P.S. My Father left school at the age of 11 and my Mother at the age of 12. They had no formal education other than the fact that, due to their parents, they both had their 'numbers' and their 'letters' by the age of 3 0r 4. This really reinforces what John Brignell tells us!
Now you mention it my childhood was fairly light on TV time.
My Father was in the RAF at a time when much of it was based abroad. We spent a year in Egypt followed by two in Cyprus starting around the age I can remeber things. No TV there.
The 2 or so years in London with TV but limited transmission time and andyway only childrens programs and a 'late night' on a Friday were available for me. Unless I was ill when I was allowed to sit on the sofa and watch horse racing during the day since that was all that was on. I watched if I did not feel like reading or doing something else.
From age 8 ish to 11 we lived in Germany, Radio but no TV, except when I spent a little time in Hospital.

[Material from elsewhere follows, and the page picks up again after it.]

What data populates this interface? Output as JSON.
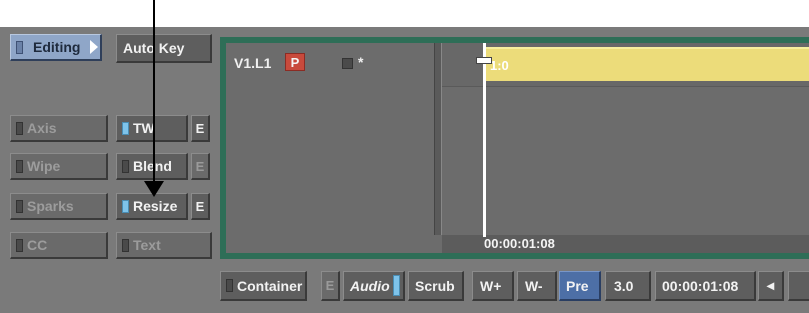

My senior education, for reasons of consistency, was spent at boarding school so TV only in the holidays or for very limited periods in the evening once one became a 6th former. Mostly avoided though some occasional special programs were keenly watched.
Adult hood brought more regular exposure though pubs were preferable for a while. Now I rarely watch. Sometimes I will be sucked in to watch a program and find other interesting things to follow it - interesting can mean that I watch to try to discover why anyone would make the program at all!
But mostly I ignore the thing. After all, if I am not watching it, it can't be watching me. Not via that source anyway!